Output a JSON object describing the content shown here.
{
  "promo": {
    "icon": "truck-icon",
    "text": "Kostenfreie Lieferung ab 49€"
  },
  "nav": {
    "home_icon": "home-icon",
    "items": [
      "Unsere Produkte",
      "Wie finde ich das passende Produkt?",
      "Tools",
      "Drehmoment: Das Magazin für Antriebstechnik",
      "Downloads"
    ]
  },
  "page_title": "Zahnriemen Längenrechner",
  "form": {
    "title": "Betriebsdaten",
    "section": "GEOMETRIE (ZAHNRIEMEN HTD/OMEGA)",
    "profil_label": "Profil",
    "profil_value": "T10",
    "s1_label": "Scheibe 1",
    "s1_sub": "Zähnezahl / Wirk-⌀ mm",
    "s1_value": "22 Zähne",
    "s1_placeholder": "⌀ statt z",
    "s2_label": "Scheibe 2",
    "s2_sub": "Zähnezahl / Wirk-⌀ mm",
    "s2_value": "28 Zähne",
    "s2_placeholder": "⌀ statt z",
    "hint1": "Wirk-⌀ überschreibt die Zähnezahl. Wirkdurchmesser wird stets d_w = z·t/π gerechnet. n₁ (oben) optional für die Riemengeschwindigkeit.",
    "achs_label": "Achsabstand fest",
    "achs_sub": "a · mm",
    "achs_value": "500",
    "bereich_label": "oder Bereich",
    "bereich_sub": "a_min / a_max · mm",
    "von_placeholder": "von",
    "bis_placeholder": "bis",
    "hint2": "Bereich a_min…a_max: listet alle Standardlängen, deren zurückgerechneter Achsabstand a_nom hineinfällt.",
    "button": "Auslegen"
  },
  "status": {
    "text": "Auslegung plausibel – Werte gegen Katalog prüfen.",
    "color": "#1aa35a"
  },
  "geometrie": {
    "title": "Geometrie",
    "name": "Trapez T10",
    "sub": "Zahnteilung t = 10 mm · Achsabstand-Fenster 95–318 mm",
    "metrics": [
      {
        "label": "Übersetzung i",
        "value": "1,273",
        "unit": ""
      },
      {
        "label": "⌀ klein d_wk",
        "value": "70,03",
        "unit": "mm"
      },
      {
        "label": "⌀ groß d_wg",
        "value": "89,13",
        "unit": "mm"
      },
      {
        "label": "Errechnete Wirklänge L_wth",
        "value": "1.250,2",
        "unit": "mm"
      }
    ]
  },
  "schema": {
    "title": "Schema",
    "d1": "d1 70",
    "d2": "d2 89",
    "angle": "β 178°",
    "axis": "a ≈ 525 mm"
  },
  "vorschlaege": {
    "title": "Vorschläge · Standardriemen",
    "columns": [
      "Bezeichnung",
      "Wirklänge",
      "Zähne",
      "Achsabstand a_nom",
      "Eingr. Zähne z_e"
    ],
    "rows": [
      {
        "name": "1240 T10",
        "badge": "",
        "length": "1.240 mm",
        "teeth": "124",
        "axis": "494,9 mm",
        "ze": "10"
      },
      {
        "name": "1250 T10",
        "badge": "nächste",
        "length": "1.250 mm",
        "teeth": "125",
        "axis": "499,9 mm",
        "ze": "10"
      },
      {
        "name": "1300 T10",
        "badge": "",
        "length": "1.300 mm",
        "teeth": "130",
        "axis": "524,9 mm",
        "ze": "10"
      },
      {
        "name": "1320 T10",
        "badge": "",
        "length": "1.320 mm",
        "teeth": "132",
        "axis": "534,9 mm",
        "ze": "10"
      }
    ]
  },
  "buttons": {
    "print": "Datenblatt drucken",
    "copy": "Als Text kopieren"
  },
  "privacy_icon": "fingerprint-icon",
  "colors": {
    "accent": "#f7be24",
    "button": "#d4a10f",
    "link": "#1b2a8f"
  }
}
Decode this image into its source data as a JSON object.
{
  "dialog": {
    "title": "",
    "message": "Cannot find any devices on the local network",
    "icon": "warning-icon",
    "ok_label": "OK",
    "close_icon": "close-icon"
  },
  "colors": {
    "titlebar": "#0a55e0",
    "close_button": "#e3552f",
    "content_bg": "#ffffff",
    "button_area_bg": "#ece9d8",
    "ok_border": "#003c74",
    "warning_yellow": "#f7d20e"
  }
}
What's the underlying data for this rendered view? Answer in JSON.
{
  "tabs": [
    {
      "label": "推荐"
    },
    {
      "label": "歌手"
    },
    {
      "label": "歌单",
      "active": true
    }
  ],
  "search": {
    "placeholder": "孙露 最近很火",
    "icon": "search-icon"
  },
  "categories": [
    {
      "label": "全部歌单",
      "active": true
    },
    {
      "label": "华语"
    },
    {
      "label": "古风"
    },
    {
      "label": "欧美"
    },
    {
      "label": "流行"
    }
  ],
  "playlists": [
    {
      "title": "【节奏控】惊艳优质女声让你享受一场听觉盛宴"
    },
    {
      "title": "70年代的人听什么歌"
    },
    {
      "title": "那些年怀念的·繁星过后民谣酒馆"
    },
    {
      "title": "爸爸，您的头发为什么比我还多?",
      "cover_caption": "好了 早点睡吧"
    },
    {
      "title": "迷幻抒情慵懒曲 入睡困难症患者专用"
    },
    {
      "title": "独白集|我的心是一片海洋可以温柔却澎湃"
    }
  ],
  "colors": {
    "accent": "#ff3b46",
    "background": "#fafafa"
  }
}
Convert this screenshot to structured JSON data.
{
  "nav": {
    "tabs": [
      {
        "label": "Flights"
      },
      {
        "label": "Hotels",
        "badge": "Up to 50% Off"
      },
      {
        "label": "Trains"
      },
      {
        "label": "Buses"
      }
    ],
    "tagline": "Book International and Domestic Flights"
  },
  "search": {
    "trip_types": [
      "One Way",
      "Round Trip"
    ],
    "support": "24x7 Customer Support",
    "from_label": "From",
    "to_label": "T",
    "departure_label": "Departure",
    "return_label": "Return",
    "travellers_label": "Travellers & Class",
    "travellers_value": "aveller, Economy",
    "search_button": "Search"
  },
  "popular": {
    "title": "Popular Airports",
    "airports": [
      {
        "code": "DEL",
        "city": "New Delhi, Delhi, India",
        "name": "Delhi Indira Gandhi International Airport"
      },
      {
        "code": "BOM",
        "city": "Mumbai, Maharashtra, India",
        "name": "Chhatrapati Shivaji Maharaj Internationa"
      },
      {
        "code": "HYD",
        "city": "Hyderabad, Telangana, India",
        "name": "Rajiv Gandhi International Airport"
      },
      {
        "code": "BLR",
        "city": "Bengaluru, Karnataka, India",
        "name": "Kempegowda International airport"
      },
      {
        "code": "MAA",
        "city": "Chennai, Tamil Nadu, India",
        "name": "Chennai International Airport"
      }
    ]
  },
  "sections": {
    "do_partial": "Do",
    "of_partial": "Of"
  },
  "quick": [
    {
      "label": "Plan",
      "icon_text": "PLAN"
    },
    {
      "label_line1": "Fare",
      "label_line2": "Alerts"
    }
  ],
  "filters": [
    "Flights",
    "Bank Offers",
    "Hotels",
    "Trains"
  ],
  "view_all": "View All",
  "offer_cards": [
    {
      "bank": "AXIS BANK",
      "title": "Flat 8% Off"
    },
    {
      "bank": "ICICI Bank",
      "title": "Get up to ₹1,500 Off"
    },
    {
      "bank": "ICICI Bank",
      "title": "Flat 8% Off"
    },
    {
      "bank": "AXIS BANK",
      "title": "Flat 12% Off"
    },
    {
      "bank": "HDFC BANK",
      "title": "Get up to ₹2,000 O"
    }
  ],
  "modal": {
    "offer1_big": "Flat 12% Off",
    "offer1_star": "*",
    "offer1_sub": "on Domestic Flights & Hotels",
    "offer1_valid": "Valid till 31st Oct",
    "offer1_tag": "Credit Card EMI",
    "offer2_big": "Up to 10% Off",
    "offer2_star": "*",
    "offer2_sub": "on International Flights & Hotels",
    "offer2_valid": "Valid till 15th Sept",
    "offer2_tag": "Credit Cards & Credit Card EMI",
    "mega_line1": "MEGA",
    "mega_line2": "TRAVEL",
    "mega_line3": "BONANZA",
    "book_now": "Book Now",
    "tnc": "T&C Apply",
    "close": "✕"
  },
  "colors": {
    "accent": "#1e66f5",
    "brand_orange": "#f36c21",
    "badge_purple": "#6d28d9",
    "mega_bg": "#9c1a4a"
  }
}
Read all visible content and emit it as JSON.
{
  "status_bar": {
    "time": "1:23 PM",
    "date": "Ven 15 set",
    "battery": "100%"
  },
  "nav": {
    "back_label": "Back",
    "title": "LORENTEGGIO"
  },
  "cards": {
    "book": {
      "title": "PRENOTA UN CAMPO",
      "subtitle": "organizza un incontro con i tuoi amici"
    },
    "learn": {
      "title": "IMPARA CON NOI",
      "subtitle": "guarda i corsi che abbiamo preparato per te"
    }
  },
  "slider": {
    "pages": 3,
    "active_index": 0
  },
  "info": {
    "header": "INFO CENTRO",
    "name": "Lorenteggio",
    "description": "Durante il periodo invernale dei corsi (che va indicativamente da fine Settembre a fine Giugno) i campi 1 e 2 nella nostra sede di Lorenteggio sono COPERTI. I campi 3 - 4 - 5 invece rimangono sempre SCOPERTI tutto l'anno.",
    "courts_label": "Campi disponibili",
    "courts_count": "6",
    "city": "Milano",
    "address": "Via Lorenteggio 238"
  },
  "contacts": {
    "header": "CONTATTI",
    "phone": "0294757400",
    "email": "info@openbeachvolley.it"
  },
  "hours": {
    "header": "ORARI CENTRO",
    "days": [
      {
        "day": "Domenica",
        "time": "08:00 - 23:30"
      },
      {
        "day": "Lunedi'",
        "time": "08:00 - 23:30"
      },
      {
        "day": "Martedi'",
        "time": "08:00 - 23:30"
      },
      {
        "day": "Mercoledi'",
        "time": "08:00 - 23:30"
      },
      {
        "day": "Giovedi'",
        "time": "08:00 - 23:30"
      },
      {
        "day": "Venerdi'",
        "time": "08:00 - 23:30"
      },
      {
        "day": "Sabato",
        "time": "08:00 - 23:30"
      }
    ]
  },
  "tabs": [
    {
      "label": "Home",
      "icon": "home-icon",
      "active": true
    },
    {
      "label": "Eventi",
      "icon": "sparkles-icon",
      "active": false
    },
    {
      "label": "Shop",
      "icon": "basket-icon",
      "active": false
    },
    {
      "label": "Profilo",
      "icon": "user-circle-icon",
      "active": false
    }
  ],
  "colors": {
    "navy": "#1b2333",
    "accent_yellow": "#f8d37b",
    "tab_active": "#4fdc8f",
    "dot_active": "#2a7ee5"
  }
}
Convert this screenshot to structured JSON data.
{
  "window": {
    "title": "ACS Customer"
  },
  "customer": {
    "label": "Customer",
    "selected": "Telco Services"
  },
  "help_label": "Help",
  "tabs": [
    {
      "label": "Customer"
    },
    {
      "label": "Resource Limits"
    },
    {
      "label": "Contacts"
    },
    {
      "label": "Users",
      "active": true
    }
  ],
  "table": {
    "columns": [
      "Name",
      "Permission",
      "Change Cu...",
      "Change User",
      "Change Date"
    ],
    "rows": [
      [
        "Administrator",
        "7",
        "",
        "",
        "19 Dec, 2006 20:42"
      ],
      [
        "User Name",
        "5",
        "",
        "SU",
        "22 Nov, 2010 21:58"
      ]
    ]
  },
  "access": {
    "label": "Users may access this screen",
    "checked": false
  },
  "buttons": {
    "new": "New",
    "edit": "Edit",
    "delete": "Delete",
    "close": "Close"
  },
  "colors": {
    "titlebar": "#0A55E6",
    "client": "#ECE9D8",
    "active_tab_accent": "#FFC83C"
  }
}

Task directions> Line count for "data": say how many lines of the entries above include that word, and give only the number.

Task output> 4